Principal Architect of SSD Studio, Sophie Solomon believes in designing spaces to celebrate and nurture emotions and make a difference to daily life.

“It is a process of imagining how the space will be used – and every aspect of the space needs to celebrate emotions. Design is about how to enhance that daily process.”

Bringing women's unique perspective to the design process enables their sensibilities to form part of the product from start to finish. The result is an extra layer of consideration directly from a group who are end-users of the product.

Inclusive design through modularity

ne way KING works towards universality in design is through modularity. Sofa designs like Jasper and Delta best represent this philosophy.

Modularity is unmatched in providing customisable aspects tailored to an individual's comfort levels, body type, and desired use.

“Comfort is such a subjective and personal thing. Modular furniture affords us the flexibility to adjust and reconfigure to suit our body ergonomics, lifestyles and home environments, all of which can change and evolve over time.” – KING Design Studio

These options ultimately lead to a better experience for the end-user, which is the intent behind anything created by an industrial designer – improving people’s lives through well-considered and well-executed design.

Female-led design


he design of one of KING’s most loved dining tables, Issho, was led by in-house Designer Alinta Lim. Meaning “together” in Japanese, Issho is a fitting name for the perfect place to gather with family and friends.

“Issho started out purely as a form exercise, seeing how repetitions of this singular sculpted piece could come together harmoniously to create a full pedestal volume.” explains Alinta. “Or how rotating them open completely changes the feel of the table with this dynamic spatial tension between the angled pieces.”

Defined by a series of curved pillars forming a dynamic base, Issho can shift from an open to closed design. This modularity is what led to the creation of more iterations in the Issho Collection.

“We didn’t plan to have so many pieces, but with the base pieces being modular it made a lot of sense to reconfigure it into different sizes and table shapes.” explains Alinta. “The coffee and side tables were perhaps the most surprising iterations. Each base set of legs is made of a single dining leg cut in half. They ended up being some of the most unique pieces, with the shapes being so organic and imperfect in a non-symmetrical sense.”

For Alinta, more diversity in leading design roles is the way forward.

“Having more female designers in leading roles, and representation for all types of people, will foster more diverse and empathetic design thinking which benefits everyone.”

Paving the way forward 

With such a large disparity in the number of women and men working in the design field, there is still much work to close this distance. Women need to meet other female role models who inspire them to break through the glass ceiling and go in any direction they desire.

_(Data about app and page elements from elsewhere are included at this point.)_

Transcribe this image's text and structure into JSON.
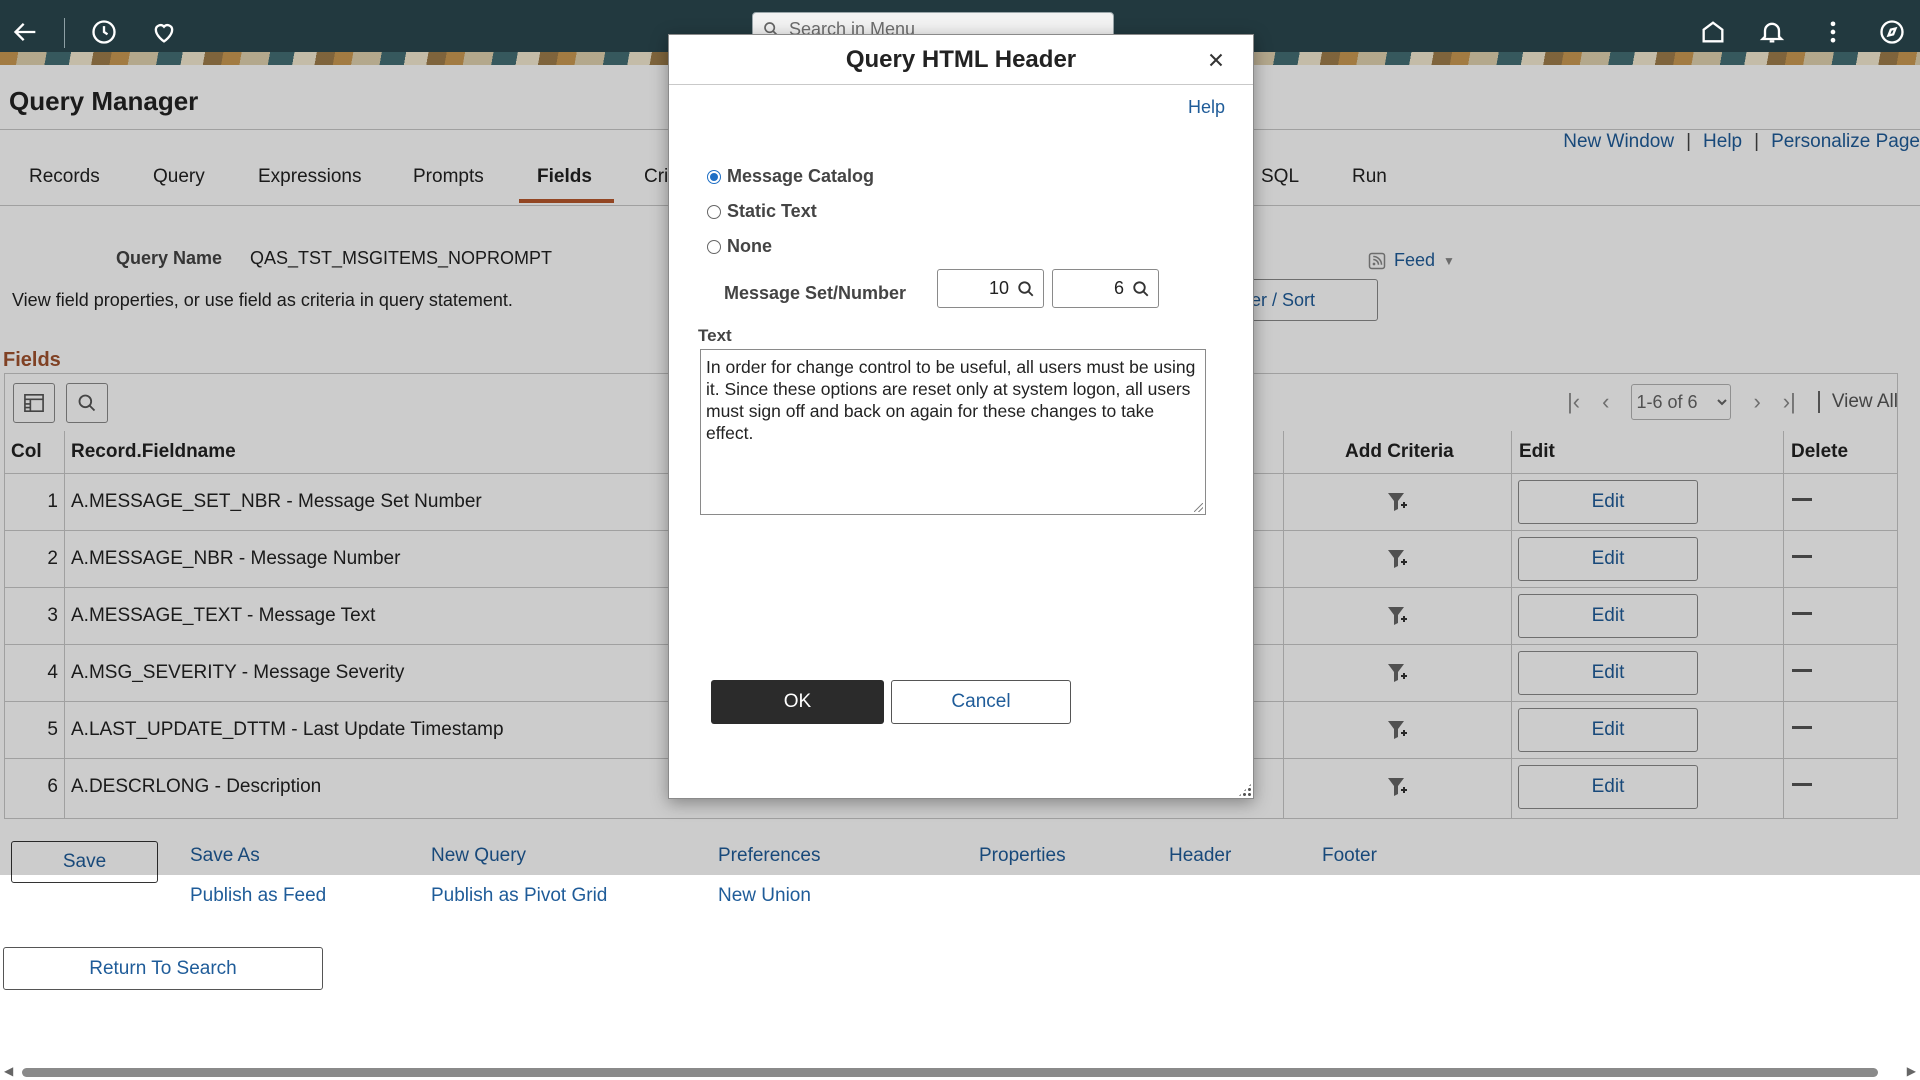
{
  "topbar": {
    "search_placeholder": "Search in Menu",
    "icons": [
      "back-arrow-icon",
      "history-icon",
      "favorite-heart-icon",
      "home-icon",
      "bell-icon",
      "more-vertical-icon",
      "compass-icon"
    ]
  },
  "page": {
    "title": "Query Manager",
    "links": {
      "new_window": "New Window",
      "sep": "|",
      "help": "Help",
      "personalize": "Personalize Page"
    },
    "tabs": [
      "Records",
      "Query",
      "Expressions",
      "Prompts",
      "Fields",
      "Cri",
      "SQL",
      "Run"
    ],
    "active_tab": "Fields",
    "query_name_label": "Query Name",
    "query_name_value": "QAS_TST_MSGITEMS_NOPROMPT",
    "instruction": "View field properties, or use field as criteria in query statement.",
    "feed_label": "Feed",
    "filter_sort_label": "er / Sort",
    "fields_heading": "Fields"
  },
  "grid": {
    "pager_value": "1-6 of 6",
    "view_all": "View All",
    "headers": {
      "col": "Col",
      "fieldname": "Record.Fieldname",
      "add_criteria": "Add Criteria",
      "edit": "Edit",
      "delete": "Delete"
    },
    "rows": [
      {
        "col": "1",
        "name": "A.MESSAGE_SET_NBR - Message Set Number",
        "edit": "Edit"
      },
      {
        "col": "2",
        "name": "A.MESSAGE_NBR - Message Number",
        "edit": "Edit"
      },
      {
        "col": "3",
        "name": "A.MESSAGE_TEXT - Message Text",
        "edit": "Edit"
      },
      {
        "col": "4",
        "name": "A.MSG_SEVERITY - Message Severity",
        "edit": "Edit"
      },
      {
        "col": "5",
        "name": "A.LAST_UPDATE_DTTM - Last Update Timestamp",
        "edit": "Edit"
      },
      {
        "col": "6",
        "name": "A.DESCRLONG - Description",
        "edit": "Edit"
      }
    ]
  },
  "actions": {
    "save": "Save",
    "save_as": "Save As",
    "new_query": "New Query",
    "preferences": "Preferences",
    "properties": "Properties",
    "header": "Header",
    "footer": "Footer",
    "publish_feed": "Publish as Feed",
    "publish_pivot": "Publish as Pivot Grid",
    "new_union": "New Union",
    "return_to_search": "Return To Search"
  },
  "modal": {
    "title": "Query HTML Header",
    "help": "Help",
    "options": [
      {
        "label": "Message Catalog",
        "selected": true
      },
      {
        "label": "Static Text",
        "selected": false
      },
      {
        "label": "None",
        "selected": false
      }
    ],
    "msg_set_number_label": "Message Set/Number",
    "message_set": "10",
    "message_number": "6",
    "text_label": "Text",
    "text": "In order for change control to be useful, all users must be using it.  Since these options are reset only at system logon, all users must sign off and back on again for these changes to take effect.",
    "ok": "OK",
    "cancel": "Cancel"
  },
  "colors": {
    "topbar": "#22393f",
    "link": "#1f5c99",
    "accent_tab": "#b8582c",
    "fields_heading": "#a0522d",
    "ok_button": "#2b2b2b"
  }
}
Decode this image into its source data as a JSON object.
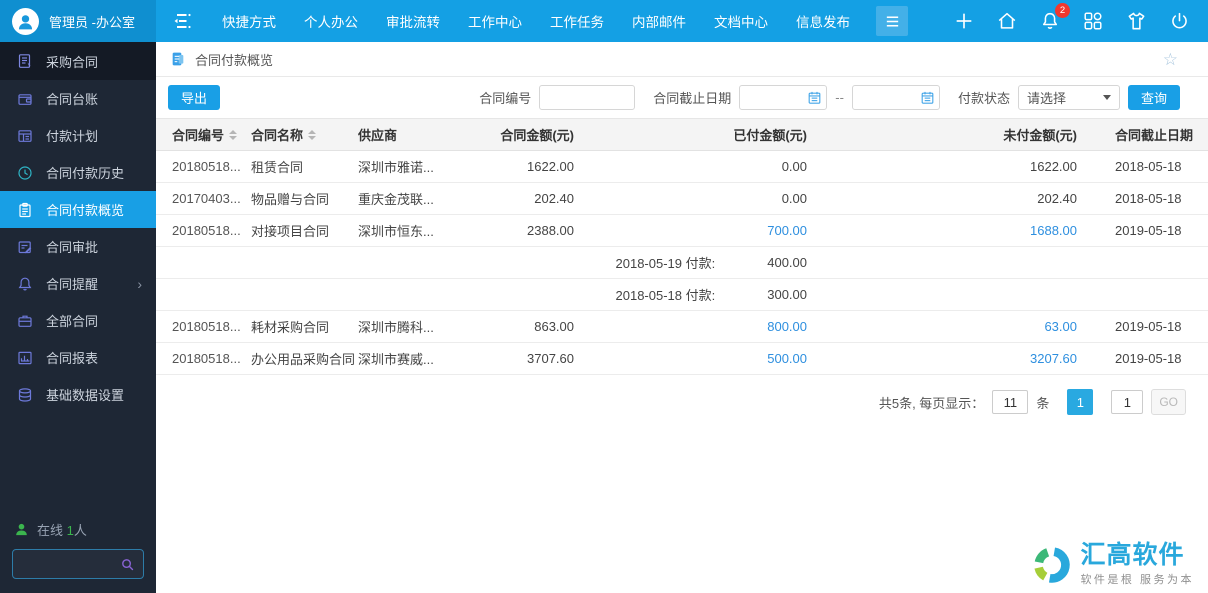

“I’ve been fortunate in my career to have had both female and male mentors who have been very encouraging and led me to believe that women can excel at all levels in Design. However, it would be remiss to say gender disparity in design teams isn’t noticeable.” explains Alinta.

Deciding on whether a career or role is appropriate because of gender could mean letting an opportunity pass you by – which isn’t beneficial for the individual or society as a whole. It is the diversity of perspective from all the talented women and men who contribute to each design field that is helping us move forward.

"I'd like to give a big shout-out to the incredible women who use their gifts of intuition, logic, strength, and decisiveness to move us all forward and promote equality and change. And to the great men who stand side-by-side with women as true equals. Together we are helping drive changes that benefit all of our society." Anna Carrabs, KING CEO

Embracing true diversity benefits all of society, and for KING, different perspectives drive our innovations forward and push the boundaries of what our furniture designs can achieve.

A balance of perspectives leads to a balanced, universal design.